Mohammad Momani told Reuters the attacker also wounded six people, including two Americans, one of whom was in critical condition, before being shot dead shot by Jordanian security forces. The gunman did not commit suicide as security sources earlier said.
The incident occurred in a facility that mainly trains Iraqi and Palestinian forces on the outskirts of the capital Amman.
It took place on the 10th anniversary of al Qaeda suicide bombings that targeted three Amman luxury hotels, killing dozens of people in the worst militant attack in Jordanian history.
Jordan is a staunch U.S. ally and part of the Washington-led coalition that is trying to defeat Islamic State insurgents in Syria and Iraq, both of which border Jordan.

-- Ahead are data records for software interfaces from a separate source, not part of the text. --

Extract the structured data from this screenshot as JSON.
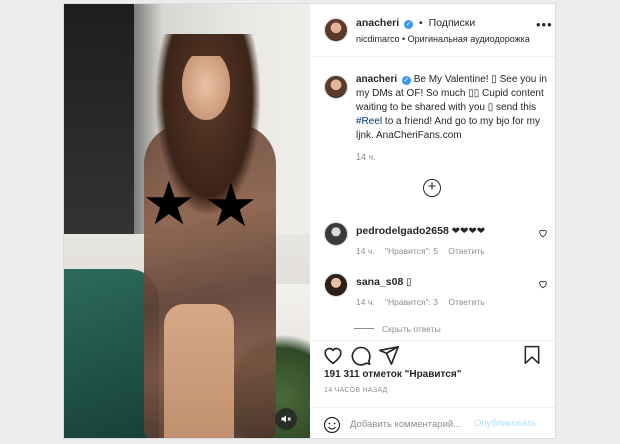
{
  "header": {
    "username": "anacheri",
    "follow_label": "Подписки",
    "audio_text": "nicdimarco • Оригинальная аудиодорожка",
    "more": "•••"
  },
  "caption": {
    "username": "anacheri",
    "text_1": "Be My Valentine! ",
    "glyph_1": "▯",
    "text_2": " See you in my DMs at OF! So much ",
    "glyph_2": "▯▯",
    "text_3": " Cupid content waiting to be shared with you ",
    "glyph_3": "▯",
    "text_4": " send this ",
    "hashtag": "#Reel",
    "text_5": " to a friend! And go to my bjo for my ljnk. AnaCheriFans.com",
    "time": "14 ч.",
    "load_more": "+"
  },
  "comments": [
    {
      "username": "pedrodelgado2658",
      "text": "❤❤❤❤",
      "time": "14 ч.",
      "likes": "\"Нравится\": 5",
      "reply": "Ответить"
    },
    {
      "username": "sana_s08",
      "text": "▯",
      "time": "14 ч.",
      "likes": "\"Нравится\": 3",
      "reply": "Ответить"
    }
  ],
  "hide_replies": "Скрыть ответы",
  "likes_text": "191 311 отметок \"Нравится\"",
  "post_time": "14 ЧАСОВ НАЗАД",
  "add_comment": {
    "placeholder": "Добавить комментарий...",
    "publish": "Опубликовать"
  },
  "media": {
    "censor_symbol": "★"
  },
  "icons": {
    "verified": "verified-badge-icon",
    "like": "heart-icon",
    "comment": "comment-icon",
    "share": "paper-plane-icon",
    "save": "bookmark-icon",
    "emoji": "smiley-icon",
    "sound": "speaker-muted-icon"
  },
  "colors": {
    "verified_blue": "#3897f0",
    "hashtag": "#00376b",
    "publish_disabled": "#b2dffc",
    "secondary_text": "#8e8e8e"
  }
}
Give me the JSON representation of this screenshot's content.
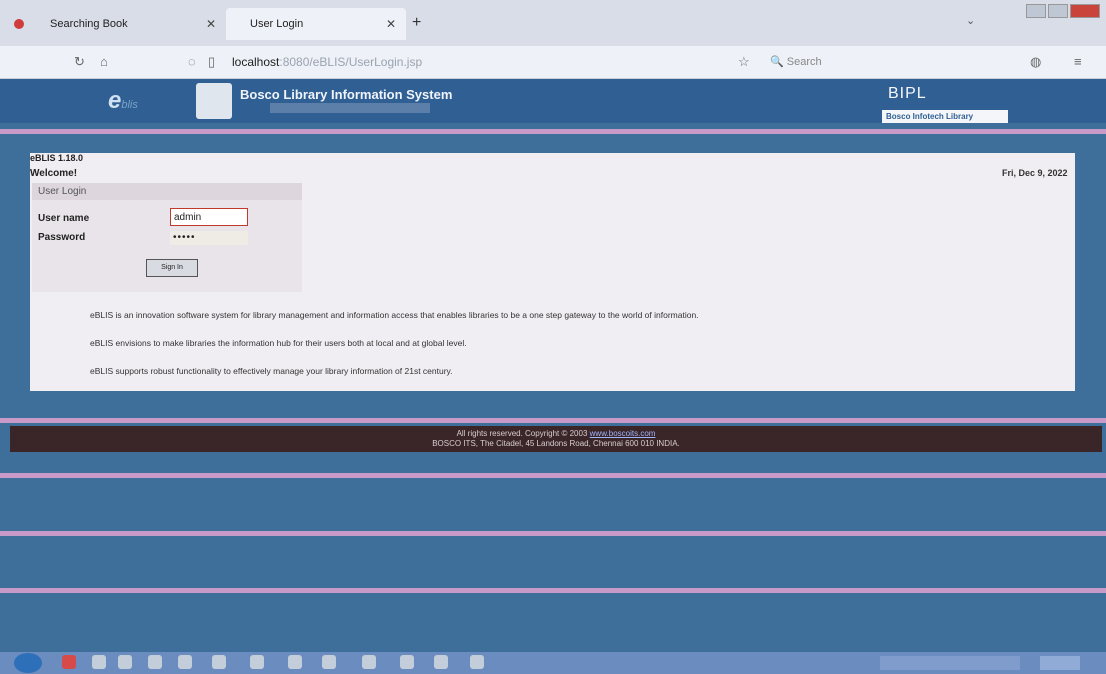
{
  "browser": {
    "tabs": [
      {
        "label": "Searching Book"
      },
      {
        "label": "User Login"
      }
    ],
    "new_tab": "+",
    "url_host": "localhost",
    "url_path": ":8080/eBLIS/UserLogin.jsp",
    "search_placeholder": "Search"
  },
  "header": {
    "logo_text": "e",
    "logo_sub": "blis",
    "brand": "Bosco Library Information System",
    "right_logo": "BIPL",
    "library_badge": "Bosco Infotech Library"
  },
  "content": {
    "version": "eBLIS 1.18.0",
    "welcome": "Welcome!",
    "date": "Fri, Dec 9, 2022",
    "login_title": "User Login",
    "username_label": "User name",
    "password_label": "Password",
    "username_value": "admin",
    "password_value": "•••••",
    "signin_label": "Sign In",
    "descriptions": [
      "eBLIS is an innovation software system for library management and information access that enables libraries to be a one step gateway to the world of information.",
      "eBLIS envisions to make libraries the information hub for their users both at local and at global level.",
      "eBLIS supports robust functionality to effectively manage your library information of 21st century."
    ]
  },
  "footer": {
    "line1": "All rights reserved. Copyright © 2003",
    "link": "www.boscoits.com",
    "line2": "BOSCO ITS, The Citadel, 45 Landons Road, Chennai 600 010 INDIA."
  },
  "colors": {
    "header": "#2f5f93",
    "stripe": "#c79ac8",
    "footer": "#3a2528",
    "panel": "#f1eef3"
  }
}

The country hosts several hundred U.S. trainers who are part of a military program to bolster the kingdom's defense, including the stationing of F16 fighter jets that use Jordanian airfields to hit Islamic State positions in neighboring Syria.
But the kingdom's role in the war against Islamic State has raise disquiet among some Jordanians about instability at their borders and fears that a stepped-up role in the campaign might lead to Islamist attacks in their country.
King Abdullah believes fervently that ultra hardline jihadists pose an existentialist threat to the kingdom.